■ **ACTIVITY**:
Search the records for the word "storeId" and copy each line in which it appears.

========================================================================

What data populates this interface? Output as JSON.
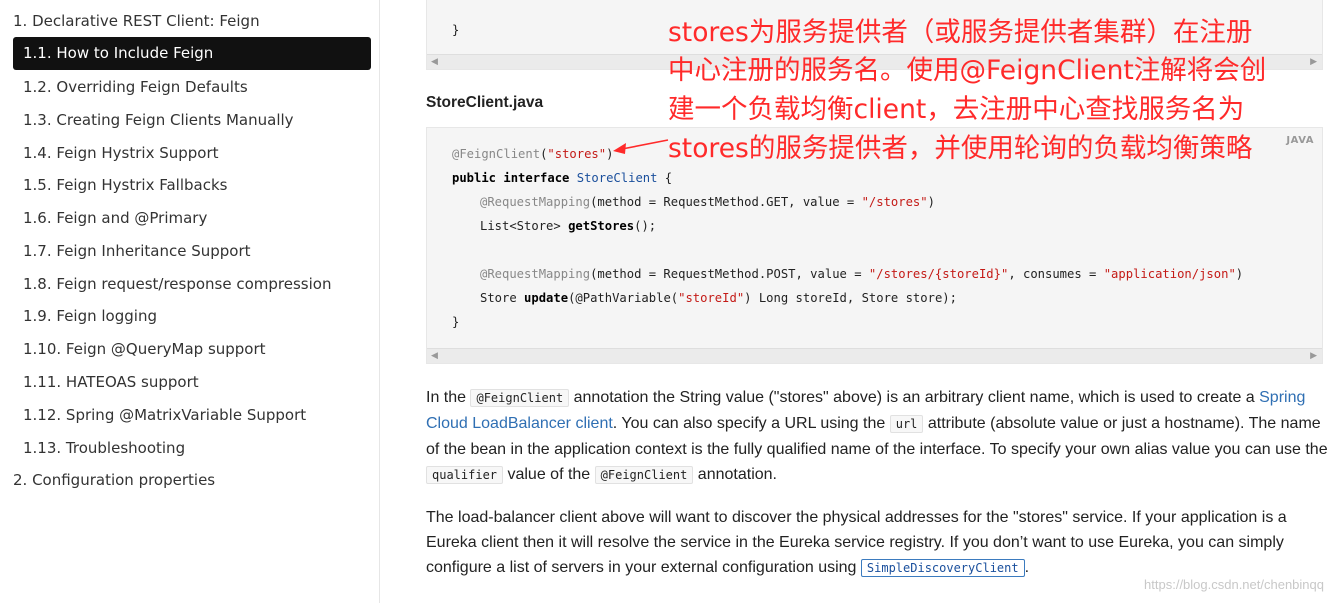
{
  "toc": {
    "items": [
      {
        "label": "1. Declarative REST Client: Feign",
        "level": 1,
        "active": false
      },
      {
        "label": "1.1. How to Include Feign",
        "level": 2,
        "active": true
      },
      {
        "label": "1.2. Overriding Feign Defaults",
        "level": 2,
        "active": false
      },
      {
        "label": "1.3. Creating Feign Clients Manually",
        "level": 2,
        "active": false
      },
      {
        "label": "1.4. Feign Hystrix Support",
        "level": 2,
        "active": false
      },
      {
        "label": "1.5. Feign Hystrix Fallbacks",
        "level": 2,
        "active": false
      },
      {
        "label": "1.6. Feign and @Primary",
        "level": 2,
        "active": false
      },
      {
        "label": "1.7. Feign Inheritance Support",
        "level": 2,
        "active": false
      },
      {
        "label": "1.8. Feign request/response compression",
        "level": 2,
        "active": false
      },
      {
        "label": "1.9. Feign logging",
        "level": 2,
        "active": false
      },
      {
        "label": "1.10. Feign @QueryMap support",
        "level": 2,
        "active": false
      },
      {
        "label": "1.11. HATEOAS support",
        "level": 2,
        "active": false
      },
      {
        "label": "1.12. Spring @MatrixVariable Support",
        "level": 2,
        "active": false
      },
      {
        "label": "1.13. Troubleshooting",
        "level": 2,
        "active": false
      },
      {
        "label": "2. Configuration properties",
        "level": 1,
        "active": false
      }
    ]
  },
  "code_top": {
    "closing_brace": "}"
  },
  "file_title": "StoreClient.java",
  "code_main": {
    "lang": "JAVA",
    "l1_annot": "@FeignClient",
    "l1_open": "(",
    "l1_str": "\"stores\"",
    "l1_close": ")",
    "l2_kw": "public interface",
    "l2_type": "StoreClient",
    "l2_brace": " {",
    "l3_annot": "@RequestMapping",
    "l3_args": "(method = RequestMethod.GET, value = ",
    "l3_str": "\"/stores\"",
    "l3_close": ")",
    "l4_type": "List<Store>",
    "l4_fn": "getStores",
    "l4_rest": "();",
    "l5_annot": "@RequestMapping",
    "l5_args": "(method = RequestMethod.POST, value = ",
    "l5_str1": "\"/stores/{storeId}\"",
    "l5_mid": ", consumes = ",
    "l5_str2": "\"application/json\"",
    "l5_close": ")",
    "l6_type": "Store",
    "l6_fn": "update",
    "l6_open": "(@PathVariable(",
    "l6_str": "\"storeId\"",
    "l6_rest": ") Long storeId, Store store);",
    "l7": "}"
  },
  "para1": {
    "t1": "In the ",
    "c1": "@FeignClient",
    "t2": " annotation the String value (\"stores\" above) is an arbitrary client name, which is used to create a ",
    "link": "Spring Cloud LoadBalancer client",
    "t3": ". You can also specify a URL using the ",
    "c2": "url",
    "t4": " attribute (absolute value or just a hostname). The name of the bean in the application context is the fully qualified name of the interface. To specify your own alias value you can use the ",
    "c3": "qualifier",
    "t5": " value of the ",
    "c4": "@FeignClient",
    "t6": " annotation."
  },
  "para2": {
    "t1": "The load-balancer client above will want to discover the physical addresses for the \"stores\" service. If your application is a Eureka client then it will resolve the service in the Eureka service registry. If you don’t want to use Eureka, you can simply configure a list of servers in your external configuration using ",
    "c1": "SimpleDiscoveryClient",
    "t2": "."
  },
  "annotation_note": {
    "lines": [
      "stores为服务提供者（或服务提供者集群）在注册",
      "中心注册的服务名。使用@FeignClient注解将会创",
      "建一个负载均衡client，去注册中心查找服务名为",
      "stores的服务提供者，并使用轮询的负载均衡策略"
    ],
    "color": "#ff2a2a"
  },
  "watermark": "https://blog.csdn.net/chenbinqq",
  "icons": {
    "scroll_left": "triangle-left",
    "scroll_right": "triangle-right"
  }
}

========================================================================

■ **SOLUTION BELOW**:
    "l5_str1": "\"/stores/{storeId}\"",
    "l6_str": "\"storeId\"",
    "l6_rest": ") Long storeId, Store store);",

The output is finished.